The changes affect items sold in vending machines, the ice cream cart and snack shops in all Cartersville schools. In an effort to meet the new standards but also offer appealing options, Jamba Juice smoothies and lowfat yogurt will be introduced at the middle school and fresh fruit and vegetable smoothies will be made at the high school.
Tracey Morris, director of nutrition for Cartersville City Schools said, “There will be no more candy sold at school and the principals are all on board. There are some new allowable additions kids will see, for instance at the high school Diet Cokes, chewing gum and popsicles will be sold. In the past at the middle school we had sports drinks without the sugar but now we cannot have those until the high school level.”
The new acceptable drinks are water, unflavored low-fat milk, unflavored or flavored fat-free milk and milk alternatives, 100 percent fruit or vegetable juice and 100 percent fruit or vegetable juice diluted with water and no added sweetners. The elementary school may sell up to 8-ounce portions, while the middle and high school can offer up to 12-ounce portions of milk and juice.
At the high school, students are given several more options of no calorie or lower calorie drinks. No more than 20 ounces of calorie-free flavored water and other flavored beverages that contain less than 5 calories per 8 ounces or 10 calories per 20 ounces. Twelve-ounce portions of drinks that contain 40 calories for 8 ounces or 60 calories for 12 ounces will be offered.
The act also mandates changes to the breakfast and lunch meals sold in the Cartersville system. Every bread item sold must be 100 percent whole grain, including pizza, cookies and tortillas.
“The whole grain requirements are the real challenge for us. The bread is not difficult but the pizza and cookies are because children are not accustomed to eating those made entirely of whole grain,” Morris said.
The cafeterias within the Cartersville system operate on the revenue earned from sales and federal funds. In other systems, the food service is funded in part by the board of education.
“We are self-sustaining and have been for at least 15 years. It concerns me that if the changes are not well received it will affect our ability to run independent of board funding,” Morris said. “We have already made big changes in our staffing. All new employees are employed through a staffing agency, which helps offset our personnel costs.
“That is why it is important for us to do everything we can to make the meals as good and appealing as possible while meeting the requirements. At the high school, the seniors can leave for lunch so we are competing with all the fast food restaurants around.”
One of the biggest forms of revenue came from the á la carte sales, which included items like chicken tenders and fries. Under the new guidelines, á la carte items are no longer allowed, leaving Morris to search for healthy, suitable ways to replace the sales the items generated.

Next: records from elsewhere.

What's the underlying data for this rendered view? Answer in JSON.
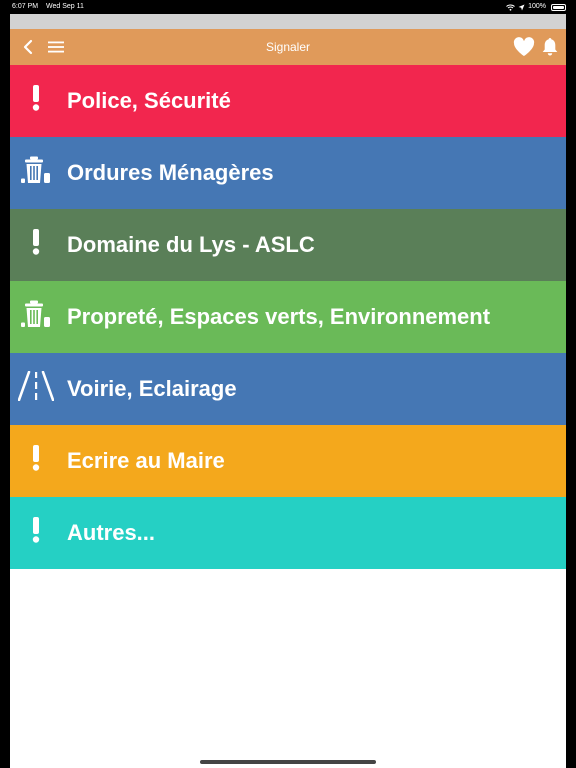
{
  "status_bar": {
    "time": "6:07 PM",
    "date": "Wed Sep 11",
    "battery": "100%"
  },
  "navbar": {
    "title": "Signaler"
  },
  "rows": [
    {
      "label": "Police, Sécurité",
      "icon": "exclamation-icon",
      "color": "#f2264e"
    },
    {
      "label": "Ordures Ménagères",
      "icon": "trash-icon",
      "color": "#4577b4"
    },
    {
      "label": "Domaine du Lys - ASLC",
      "icon": "exclamation-icon",
      "color": "#5a7f58"
    },
    {
      "label": "Propreté, Espaces verts, Environnement",
      "icon": "trash-icon",
      "color": "#6aba58"
    },
    {
      "label": "Voirie, Eclairage",
      "icon": "road-icon",
      "color": "#4577b4"
    },
    {
      "label": "Ecrire au Maire",
      "icon": "exclamation-icon",
      "color": "#f4a81c"
    },
    {
      "label": "Autres...",
      "icon": "exclamation-icon",
      "color": "#25d0c4"
    }
  ],
  "colors": {
    "navbar": "#e09a5a",
    "top_strip": "#d2d2d2"
  }
}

Chris Waits, Cartersville Middle School cafeteria manager, said, “I have managed at the middle school for the past 13 years and these are the most significant changes I have seen yet. It makes it very tricky for us to meet all the standards but also serve the children things they will eat. Food waste is one of the biggest challenges we are trying to combat.”

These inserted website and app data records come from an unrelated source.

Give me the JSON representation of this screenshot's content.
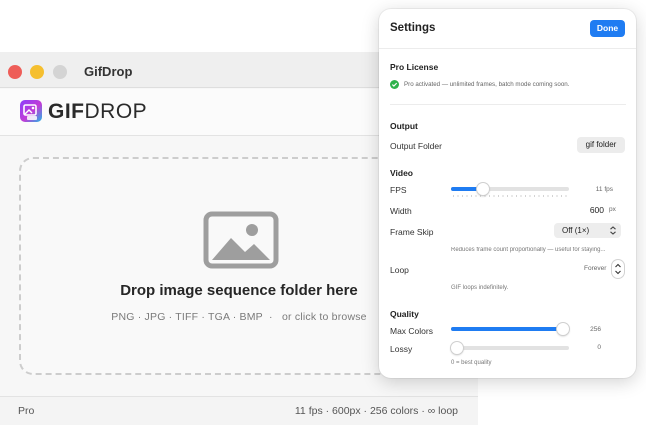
{
  "window": {
    "title": "GifDrop"
  },
  "logo": {
    "text_bold": "GIF",
    "text_light": "DROP"
  },
  "drop_zone": {
    "title": "Drop image sequence folder here",
    "formats": "PNG · JPG · TIFF · TGA · BMP",
    "browse_hint": "or click to browse"
  },
  "status": {
    "left": "Pro",
    "right": "11 fps · 600px · 256 colors · ∞ loop"
  },
  "settings": {
    "title": "Settings",
    "done_label": "Done",
    "license": {
      "heading": "Pro License",
      "status_text": "Pro activated — unlimited frames, batch mode coming soon."
    },
    "output": {
      "heading": "Output",
      "folder_label": "Output Folder",
      "folder_button": "gif folder"
    },
    "video": {
      "heading": "Video",
      "fps_label": "FPS",
      "fps_value": "11 fps",
      "fps_fraction": 0.27,
      "width_label": "Width",
      "width_value": "600",
      "width_unit": "px",
      "frame_skip_label": "Frame Skip",
      "frame_skip_value": "Off (1×)",
      "frame_skip_note": "Reduces frame count proportionally — useful for staying...",
      "loop_label": "Loop",
      "loop_value": "Forever",
      "loop_note": "GIF loops indefinitely."
    },
    "quality": {
      "heading": "Quality",
      "max_colors_label": "Max Colors",
      "max_colors_value": "256",
      "max_colors_fraction": 0.97,
      "lossy_label": "Lossy",
      "lossy_value": "0",
      "lossy_fraction": 0.0,
      "lossy_note": "0 = best quality"
    }
  },
  "colors": {
    "accent": "#1f7cf2",
    "success": "#2fb24c"
  }
}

The guidelines will have no impact on food brought from home, treats brought for school celebrations or snacks sold during after-school events.